Moving to rural inland SoCal in our mid twenties for T's first teaching job took some adjusting. Farther from the beach, from stores and from our friends, it was now a 37 mile drive to college, where I was finishing my degree and teaching credential. but getting to Orange County was a smooth 30 minutes on a good day, not that big a deal. We liked living in our little yellow house on the hill, looking out over the citrus groves, red tailed hawks circling overhead, the manic sounds of coyotes howling and yipping into the evening darkness. We were spoiled for country living.
By the time we were ready to retire, our country life had been spoiled. Horsethief Canyon Ranch and Sycamore Creek housing developments moved in where citrus groves had been. I missed the scent of orange and lemon blossoms on my drive to work, and my 12 minute drive to work became 30 minutes, then 40 minutes, until finally I planned for an hour just in case the freeway had a problem. It took forever just to go grocery shopping, fighting the traffic, finding a parking space, waiting in long lines. Errands took hours. Cars clogged the roads. We were living in the fastest growing area in the country. Where it had always been hot in inland SoCal, now it was also humid since the new homes had grassy lawns with automatic sprinklers watering nonstop.
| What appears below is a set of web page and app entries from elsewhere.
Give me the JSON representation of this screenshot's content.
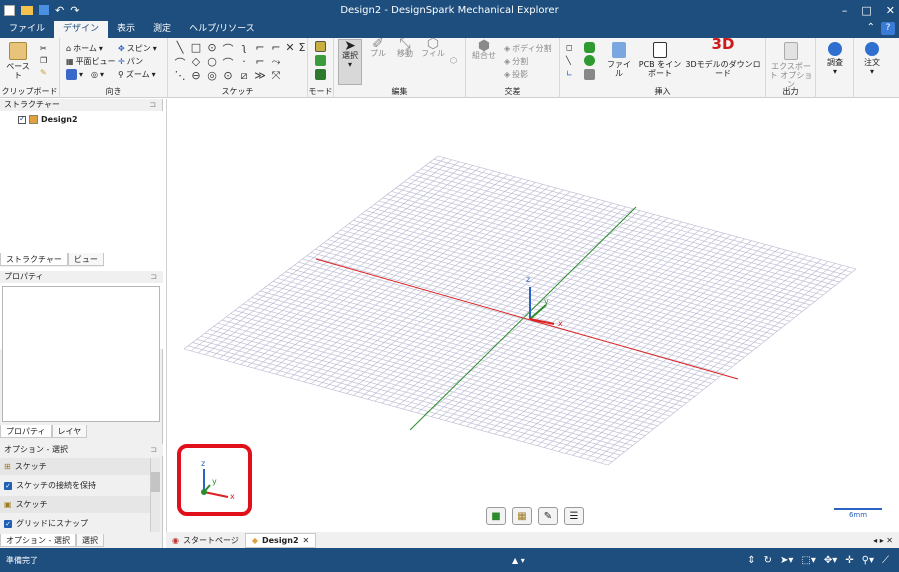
{
  "window": {
    "title": "Design2 - DesignSpark Mechanical Explorer",
    "minimize": "–",
    "maximize": "□",
    "close": "✕"
  },
  "quickaccess": {
    "undo": "↶",
    "redo": "↷"
  },
  "menu": {
    "tabs": [
      "ファイル",
      "デザイン",
      "表示",
      "測定",
      "ヘルプ/リソース"
    ],
    "active": 1,
    "collapse": "⌃",
    "help": "?"
  },
  "ribbon": {
    "clipboard": {
      "paste": "ペースト",
      "label": "クリップボード"
    },
    "orient": {
      "home": "ホーム",
      "plan": "平面ビュー",
      "spin": "スピン",
      "pan": "パン",
      "zoom": "ズーム",
      "label": "向き"
    },
    "sketch": {
      "label": "スケッチ"
    },
    "mode": {
      "label": "モード"
    },
    "edit": {
      "select": "選択",
      "pull": "プル",
      "move": "移動",
      "fill": "フィル",
      "label": "編集"
    },
    "intersect": {
      "combine": "組合せ",
      "split_body": "ボディ分割",
      "split": "分割",
      "project": "投影",
      "label": "交差"
    },
    "insert": {
      "file": "ファイル",
      "pcb": "PCB をイン ポート",
      "download_3d": "3Dモデルのダウンロード",
      "logo": "3D",
      "label": "挿入"
    },
    "output": {
      "export": "エクスポート オプション",
      "label": "出力"
    },
    "investigate": {
      "label": "調査"
    },
    "order": {
      "label": "注文"
    }
  },
  "structure": {
    "title": "ストラクチャー",
    "item": "Design2",
    "tab1": "ストラクチャー",
    "tab2": "ビュー"
  },
  "properties": {
    "title": "プロパティ",
    "tab1": "プロパティ",
    "tab2": "レイヤ"
  },
  "options": {
    "title": "オプション - 選択",
    "section1": "スケッチ",
    "opt1": "スケッチの接続を保持",
    "section2": "スケッチ",
    "opt2": "グリッドにスナップ",
    "tab1": "オプション - 選択",
    "tab2": "選択"
  },
  "viewport": {
    "axis_x": "x",
    "axis_y": "y",
    "axis_z": "z",
    "scale": "6mm"
  },
  "doctabs": {
    "start": "スタートページ",
    "design": "Design2",
    "close": "✕"
  },
  "status": {
    "text": "準備完了"
  },
  "colors": {
    "accent": "#1e4e7d",
    "grid": "#b8b8d2",
    "xaxis": "#dd2020",
    "yaxis": "#2a8c2a",
    "highlight": "#e0101a"
  }
}
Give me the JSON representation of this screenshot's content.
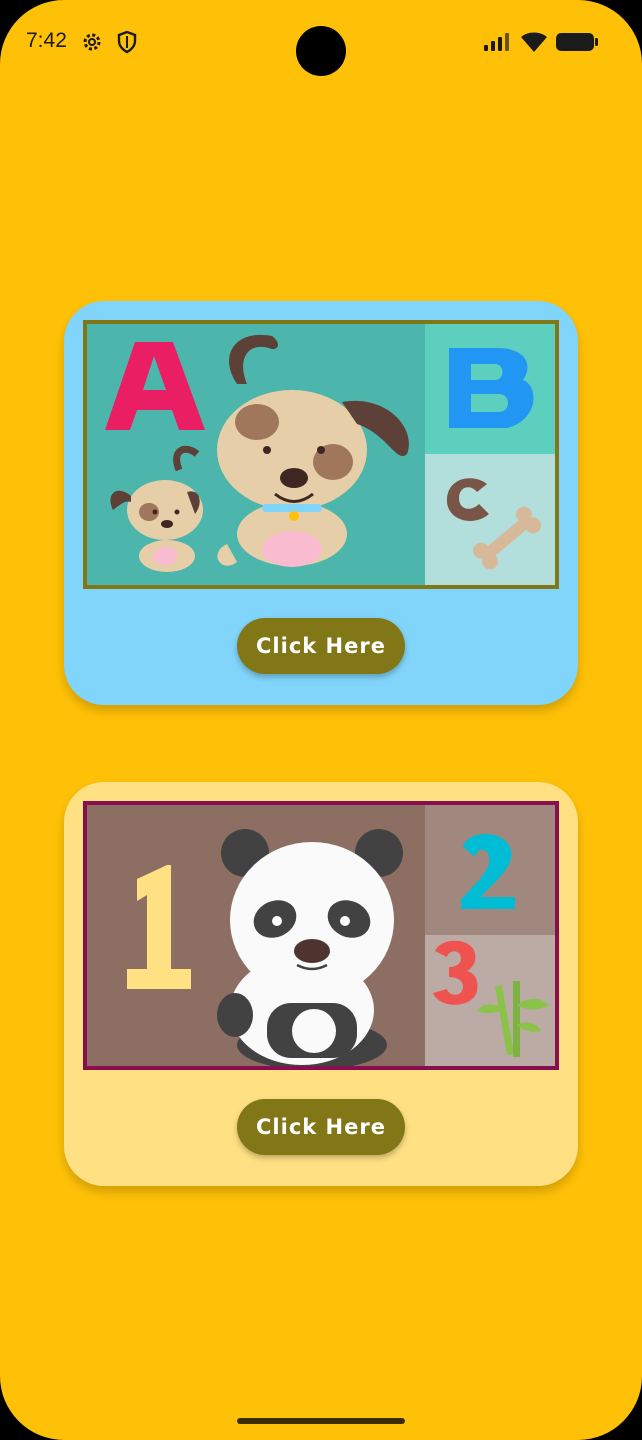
{
  "status_bar": {
    "time": "7:42",
    "icons_left": [
      "gear-icon",
      "shield-icon"
    ],
    "icons_right": [
      "signal-icon",
      "wifi-icon",
      "battery-icon"
    ]
  },
  "cards": [
    {
      "illustration": {
        "letters": [
          "A",
          "B",
          "C"
        ],
        "subject": "puppy-icon",
        "extra": "bone-icon",
        "colors": {
          "background": "#4DB6AC",
          "border": "#827717",
          "a": "#E91E63",
          "b": "#2196F3",
          "c": "#795548"
        }
      },
      "button_label": "Click Here"
    },
    {
      "illustration": {
        "numbers": [
          "1",
          "2",
          "3"
        ],
        "subject": "panda-icon",
        "extra": "bamboo-icon",
        "colors": {
          "background": "#8D6E63",
          "border": "#880E4F",
          "one": "#FFE082",
          "two": "#00BCD4",
          "three": "#EF5350"
        }
      },
      "button_label": "Click Here"
    }
  ],
  "colors": {
    "screen_background": "#FFC107",
    "card_1_background": "#81D4FA",
    "card_2_background": "#FFE082",
    "button_background": "#827717"
  }
}
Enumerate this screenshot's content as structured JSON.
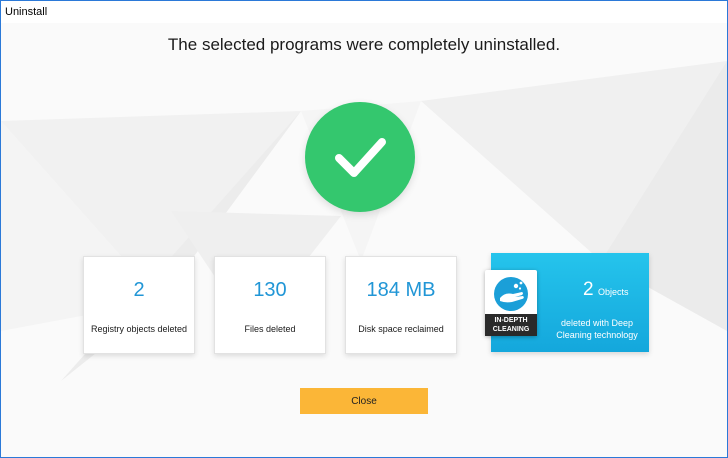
{
  "window": {
    "title": "Uninstall"
  },
  "headline": "The selected programs were completely uninstalled.",
  "cards": [
    {
      "value": "2",
      "label": "Registry objects deleted"
    },
    {
      "value": "130",
      "label": "Files deleted"
    },
    {
      "value": "184 MB",
      "label": "Disk space reclaimed"
    }
  ],
  "deep_cleaning": {
    "badge_line1": "IN-DEPTH",
    "badge_line2": "CLEANING",
    "count": "2",
    "unit": "Objects",
    "description": "deleted with Deep Cleaning technology"
  },
  "close_label": "Close",
  "colors": {
    "success": "#34c76e",
    "accent": "#2196d6",
    "deep_card": "#1cb6e6",
    "button": "#fbb637",
    "border": "#2b79d8"
  }
}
And I don't do hot and humid very well.
Our new 'hood is census designated as "frontier, " which means we're far from hospitals, food sources and jobs, with around three persons per square mile.
This is the first of three posts introducing our frontier and how we adjusted to a different culture, found new people and became much more self reliant.